▶ _WORK REQUIRED_
When a line in the data below includes "hate", count it; then give only the total.

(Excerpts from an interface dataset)
_ _ _

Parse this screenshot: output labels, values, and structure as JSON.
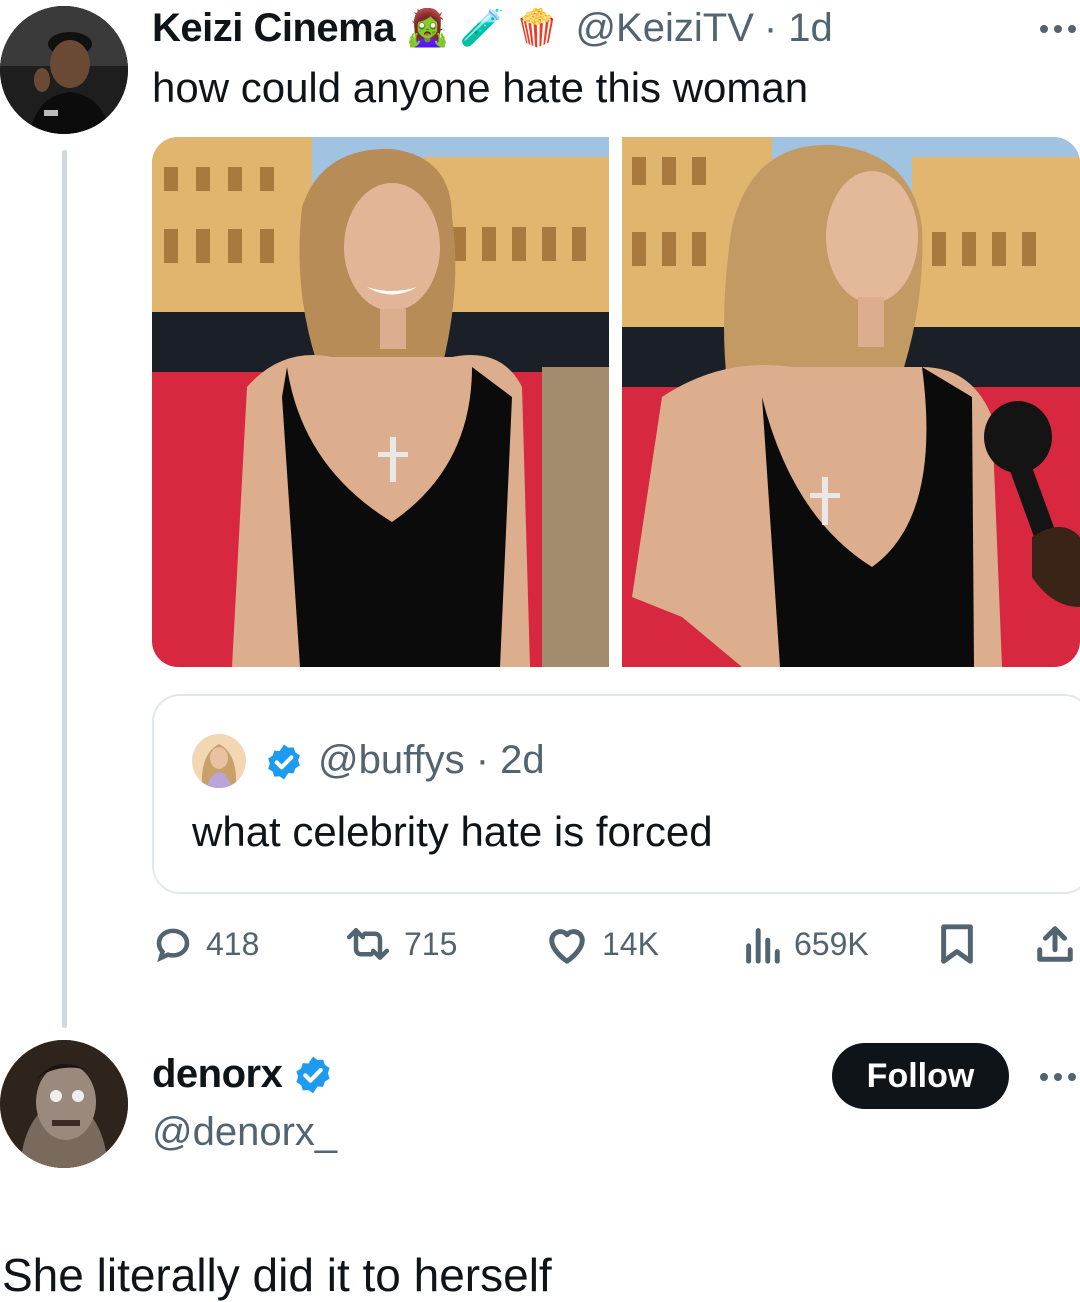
{
  "tweet": {
    "author_name": "Keizi Cinema",
    "author_emojis": [
      "🧟‍♀️",
      "🧪",
      "🍿"
    ],
    "author_handle": "@KeiziTV",
    "time": "· 1d",
    "text": "how could anyone hate this woman",
    "quote": {
      "handle": "@buffys",
      "time": "· 2d",
      "text": "what celebrity hate is forced"
    },
    "stats": {
      "replies": "418",
      "retweets": "715",
      "likes": "14K",
      "views": "659K"
    }
  },
  "reply_user": {
    "name": "denorx",
    "handle": "@denorx_",
    "follow_label": "Follow",
    "text": "She literally did it to herself"
  },
  "colors": {
    "verified": "#1d9bf0",
    "muted": "#536471",
    "red_carpet": "#d8283f"
  }
}
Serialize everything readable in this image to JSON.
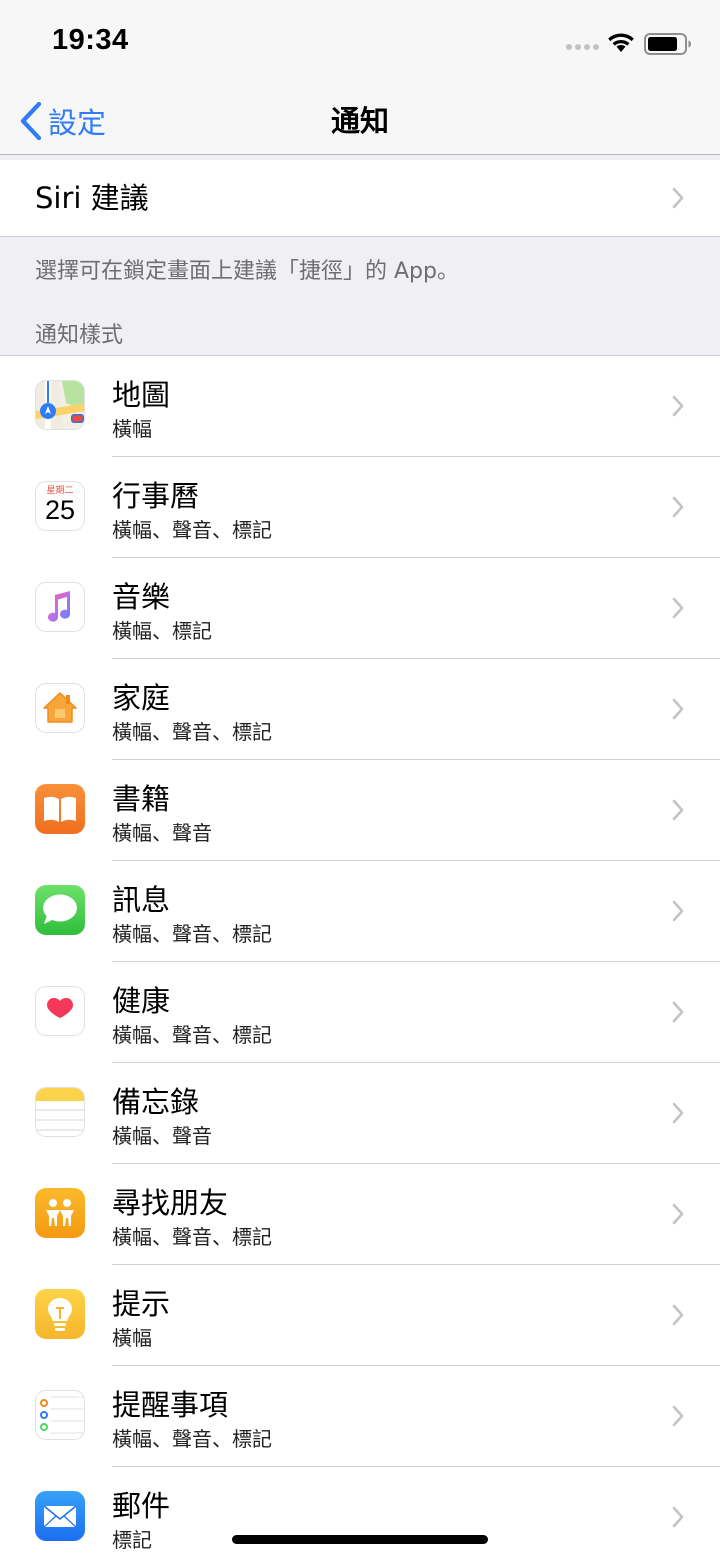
{
  "status": {
    "time": "19:34"
  },
  "nav": {
    "back_label": "設定",
    "title": "通知"
  },
  "siri_row": {
    "label": "Siri 建議"
  },
  "siri_footer": "選擇可在鎖定畫面上建議「捷徑」的 App。",
  "section_header": "通知樣式",
  "apps": [
    {
      "name": "地圖",
      "detail": "橫幅",
      "icon": "maps-icon"
    },
    {
      "name": "行事曆",
      "detail": "橫幅、聲音、標記",
      "icon": "calendar-icon",
      "icon_day_label": "星期二",
      "icon_date": "25"
    },
    {
      "name": "音樂",
      "detail": "橫幅、標記",
      "icon": "music-icon"
    },
    {
      "name": "家庭",
      "detail": "橫幅、聲音、標記",
      "icon": "home-icon"
    },
    {
      "name": "書籍",
      "detail": "橫幅、聲音",
      "icon": "books-icon"
    },
    {
      "name": "訊息",
      "detail": "橫幅、聲音、標記",
      "icon": "messages-icon"
    },
    {
      "name": "健康",
      "detail": "橫幅、聲音、標記",
      "icon": "health-icon"
    },
    {
      "name": "備忘錄",
      "detail": "橫幅、聲音",
      "icon": "notes-icon"
    },
    {
      "name": "尋找朋友",
      "detail": "橫幅、聲音、標記",
      "icon": "find-friends-icon"
    },
    {
      "name": "提示",
      "detail": "橫幅",
      "icon": "tips-icon"
    },
    {
      "name": "提醒事項",
      "detail": "橫幅、聲音、標記",
      "icon": "reminders-icon"
    },
    {
      "name": "郵件",
      "detail": "標記",
      "icon": "mail-icon"
    }
  ],
  "colors": {
    "accent": "#2f7cf6",
    "group_bg": "#efeff4",
    "secondary_text": "#6d6d72"
  }
}
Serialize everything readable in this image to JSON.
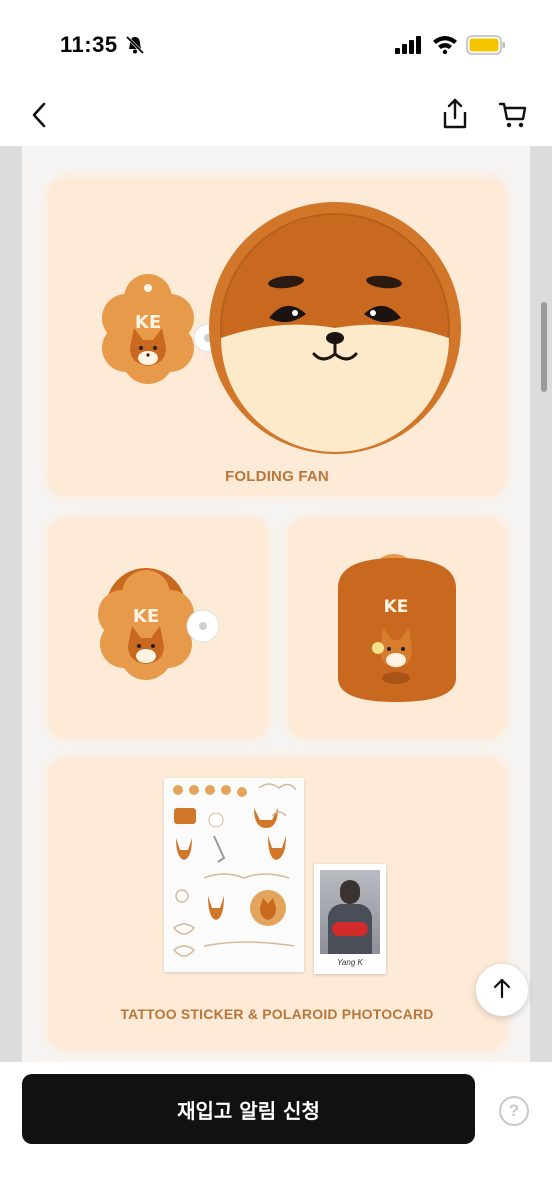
{
  "status_bar": {
    "time": "11:35"
  },
  "nav": {
    "back": "back",
    "share": "share",
    "cart": "cart"
  },
  "product_images": {
    "fan_caption": "FOLDING FAN",
    "ke_label": "KE",
    "sticker_caption": "TATTOO STICKER & POLAROID PHOTOCARD",
    "polaroid_signature": "Yang K"
  },
  "bottom_bar": {
    "restock_label": "재입고 알림 신청",
    "help_symbol": "?"
  },
  "colors": {
    "fox_orange": "#d2762a",
    "panel_bg": "#fdebd8",
    "caption": "#b8763b",
    "button_bg": "#111111"
  }
}
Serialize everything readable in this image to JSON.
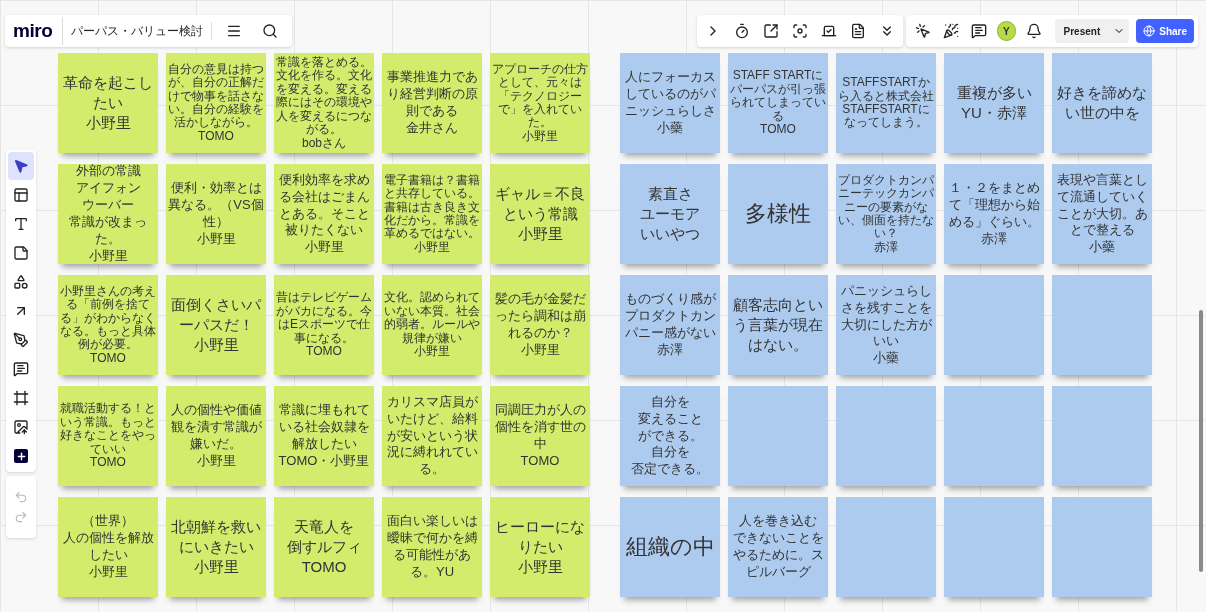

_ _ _

▶ _SOLUTION_
2